__TASK TO CARRY OUT__: What lines in the following entries hold the word "første"? Copy each one.

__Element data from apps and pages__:
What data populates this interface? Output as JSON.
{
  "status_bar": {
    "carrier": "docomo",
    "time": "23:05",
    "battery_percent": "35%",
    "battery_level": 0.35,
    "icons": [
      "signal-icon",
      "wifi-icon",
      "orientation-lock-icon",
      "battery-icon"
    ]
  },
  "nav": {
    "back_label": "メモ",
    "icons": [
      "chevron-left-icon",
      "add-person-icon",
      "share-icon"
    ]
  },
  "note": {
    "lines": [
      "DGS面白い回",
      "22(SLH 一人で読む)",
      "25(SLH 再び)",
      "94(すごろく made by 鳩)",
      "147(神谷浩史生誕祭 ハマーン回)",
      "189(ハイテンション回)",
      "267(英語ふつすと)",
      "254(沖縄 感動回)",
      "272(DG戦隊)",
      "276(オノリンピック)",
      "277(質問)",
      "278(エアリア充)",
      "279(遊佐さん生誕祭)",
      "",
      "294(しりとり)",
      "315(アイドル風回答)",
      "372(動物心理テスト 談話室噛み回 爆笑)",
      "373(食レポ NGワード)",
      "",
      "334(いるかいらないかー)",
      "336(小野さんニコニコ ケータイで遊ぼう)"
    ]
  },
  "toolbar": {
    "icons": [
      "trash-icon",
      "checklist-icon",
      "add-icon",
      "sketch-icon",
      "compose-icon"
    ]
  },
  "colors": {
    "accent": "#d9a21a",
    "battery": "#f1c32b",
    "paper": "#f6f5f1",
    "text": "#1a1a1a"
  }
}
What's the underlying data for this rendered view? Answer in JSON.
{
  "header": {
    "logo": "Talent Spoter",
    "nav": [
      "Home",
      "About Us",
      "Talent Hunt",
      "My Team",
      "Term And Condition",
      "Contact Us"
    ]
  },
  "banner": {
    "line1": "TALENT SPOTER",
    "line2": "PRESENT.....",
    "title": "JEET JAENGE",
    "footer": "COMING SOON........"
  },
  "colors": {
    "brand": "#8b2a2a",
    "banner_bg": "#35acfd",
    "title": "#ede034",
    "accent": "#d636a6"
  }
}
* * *
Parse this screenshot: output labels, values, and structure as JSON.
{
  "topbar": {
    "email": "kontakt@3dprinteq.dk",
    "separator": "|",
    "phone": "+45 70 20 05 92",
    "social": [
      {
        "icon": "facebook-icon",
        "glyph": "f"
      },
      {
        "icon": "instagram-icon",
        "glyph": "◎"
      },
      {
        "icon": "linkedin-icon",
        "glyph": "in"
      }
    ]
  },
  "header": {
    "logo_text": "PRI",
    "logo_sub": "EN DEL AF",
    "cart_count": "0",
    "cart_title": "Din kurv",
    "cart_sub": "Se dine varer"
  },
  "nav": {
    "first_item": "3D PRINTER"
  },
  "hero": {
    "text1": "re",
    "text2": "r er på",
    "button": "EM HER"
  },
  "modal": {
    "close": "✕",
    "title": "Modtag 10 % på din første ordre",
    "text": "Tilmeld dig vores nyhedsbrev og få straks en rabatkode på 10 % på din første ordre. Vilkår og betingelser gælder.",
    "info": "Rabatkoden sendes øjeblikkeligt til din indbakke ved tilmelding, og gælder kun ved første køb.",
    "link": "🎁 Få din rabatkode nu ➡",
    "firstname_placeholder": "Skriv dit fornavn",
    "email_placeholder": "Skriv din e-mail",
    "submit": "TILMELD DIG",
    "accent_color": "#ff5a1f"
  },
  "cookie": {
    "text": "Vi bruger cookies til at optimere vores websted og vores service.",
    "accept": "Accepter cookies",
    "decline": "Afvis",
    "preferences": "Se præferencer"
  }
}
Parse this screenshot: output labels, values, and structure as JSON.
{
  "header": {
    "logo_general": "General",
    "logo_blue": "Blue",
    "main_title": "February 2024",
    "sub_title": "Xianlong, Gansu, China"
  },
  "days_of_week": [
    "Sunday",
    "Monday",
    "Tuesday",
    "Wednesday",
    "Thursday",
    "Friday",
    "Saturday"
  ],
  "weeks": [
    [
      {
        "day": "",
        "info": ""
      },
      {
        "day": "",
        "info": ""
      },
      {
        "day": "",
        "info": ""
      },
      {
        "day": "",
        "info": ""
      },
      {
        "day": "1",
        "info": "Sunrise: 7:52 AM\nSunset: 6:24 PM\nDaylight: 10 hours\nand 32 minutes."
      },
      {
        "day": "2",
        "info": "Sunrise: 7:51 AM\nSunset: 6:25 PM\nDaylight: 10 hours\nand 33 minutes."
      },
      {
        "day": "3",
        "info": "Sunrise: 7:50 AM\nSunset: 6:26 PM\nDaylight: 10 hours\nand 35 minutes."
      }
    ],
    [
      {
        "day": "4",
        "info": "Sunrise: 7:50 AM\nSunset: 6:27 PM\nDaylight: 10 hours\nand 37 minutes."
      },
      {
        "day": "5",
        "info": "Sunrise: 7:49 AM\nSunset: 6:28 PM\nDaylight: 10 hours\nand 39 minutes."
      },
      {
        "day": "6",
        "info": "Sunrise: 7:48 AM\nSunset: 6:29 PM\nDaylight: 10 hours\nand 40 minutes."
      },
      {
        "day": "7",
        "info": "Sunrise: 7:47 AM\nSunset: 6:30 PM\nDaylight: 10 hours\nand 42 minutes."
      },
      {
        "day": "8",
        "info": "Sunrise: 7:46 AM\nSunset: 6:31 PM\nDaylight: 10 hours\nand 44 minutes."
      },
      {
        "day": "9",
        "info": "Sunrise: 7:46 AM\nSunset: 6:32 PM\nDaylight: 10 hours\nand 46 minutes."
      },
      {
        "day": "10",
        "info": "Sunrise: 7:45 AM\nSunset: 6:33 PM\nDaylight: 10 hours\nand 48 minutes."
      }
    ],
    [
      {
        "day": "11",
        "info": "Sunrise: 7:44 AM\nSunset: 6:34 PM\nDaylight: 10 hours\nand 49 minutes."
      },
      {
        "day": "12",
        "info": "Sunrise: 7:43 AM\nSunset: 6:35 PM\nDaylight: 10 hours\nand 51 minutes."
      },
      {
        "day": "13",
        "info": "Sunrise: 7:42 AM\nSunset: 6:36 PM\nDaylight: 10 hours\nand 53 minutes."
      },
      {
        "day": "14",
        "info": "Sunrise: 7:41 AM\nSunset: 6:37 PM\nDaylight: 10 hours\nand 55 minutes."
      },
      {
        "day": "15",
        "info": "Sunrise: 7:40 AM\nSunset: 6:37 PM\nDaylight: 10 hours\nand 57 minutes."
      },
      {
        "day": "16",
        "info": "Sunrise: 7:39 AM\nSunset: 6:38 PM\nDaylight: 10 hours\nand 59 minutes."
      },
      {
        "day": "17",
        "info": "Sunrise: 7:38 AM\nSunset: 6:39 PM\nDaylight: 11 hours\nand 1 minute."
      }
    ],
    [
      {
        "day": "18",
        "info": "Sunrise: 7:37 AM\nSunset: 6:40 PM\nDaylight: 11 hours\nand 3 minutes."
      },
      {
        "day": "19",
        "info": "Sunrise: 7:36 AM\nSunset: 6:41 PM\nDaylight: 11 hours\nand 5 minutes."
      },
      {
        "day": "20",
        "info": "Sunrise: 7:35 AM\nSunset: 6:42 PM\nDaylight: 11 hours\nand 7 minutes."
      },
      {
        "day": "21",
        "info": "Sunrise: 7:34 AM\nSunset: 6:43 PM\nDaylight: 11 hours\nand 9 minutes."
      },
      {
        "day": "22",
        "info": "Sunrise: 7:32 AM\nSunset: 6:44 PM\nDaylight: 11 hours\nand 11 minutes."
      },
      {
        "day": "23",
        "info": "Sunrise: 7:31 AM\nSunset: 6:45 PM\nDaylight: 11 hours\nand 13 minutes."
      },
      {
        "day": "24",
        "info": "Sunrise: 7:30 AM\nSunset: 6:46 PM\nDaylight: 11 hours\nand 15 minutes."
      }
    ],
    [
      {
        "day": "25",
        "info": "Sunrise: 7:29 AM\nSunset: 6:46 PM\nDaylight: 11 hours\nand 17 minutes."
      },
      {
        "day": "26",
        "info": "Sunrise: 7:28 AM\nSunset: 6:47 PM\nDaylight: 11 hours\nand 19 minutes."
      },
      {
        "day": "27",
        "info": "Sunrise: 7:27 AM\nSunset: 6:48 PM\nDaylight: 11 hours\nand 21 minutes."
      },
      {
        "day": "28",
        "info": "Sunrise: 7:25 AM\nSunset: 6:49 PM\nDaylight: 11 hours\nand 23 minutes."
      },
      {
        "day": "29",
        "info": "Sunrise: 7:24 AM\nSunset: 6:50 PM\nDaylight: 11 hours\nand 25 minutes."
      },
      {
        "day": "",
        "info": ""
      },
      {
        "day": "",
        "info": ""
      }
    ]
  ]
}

__RESPONSE BELOW__:
    "title": "Modtag 10 % på din første ordre",
    "text": "Tilmeld dig vores nyhedsbrev og få straks en rabatkode på 10 % på din første ordre. Vilkår og betingelser gælder.",
    "info": "Rabatkoden sendes øjeblikkeligt til din indbakke ved tilmelding, og gælder kun ved første køb.",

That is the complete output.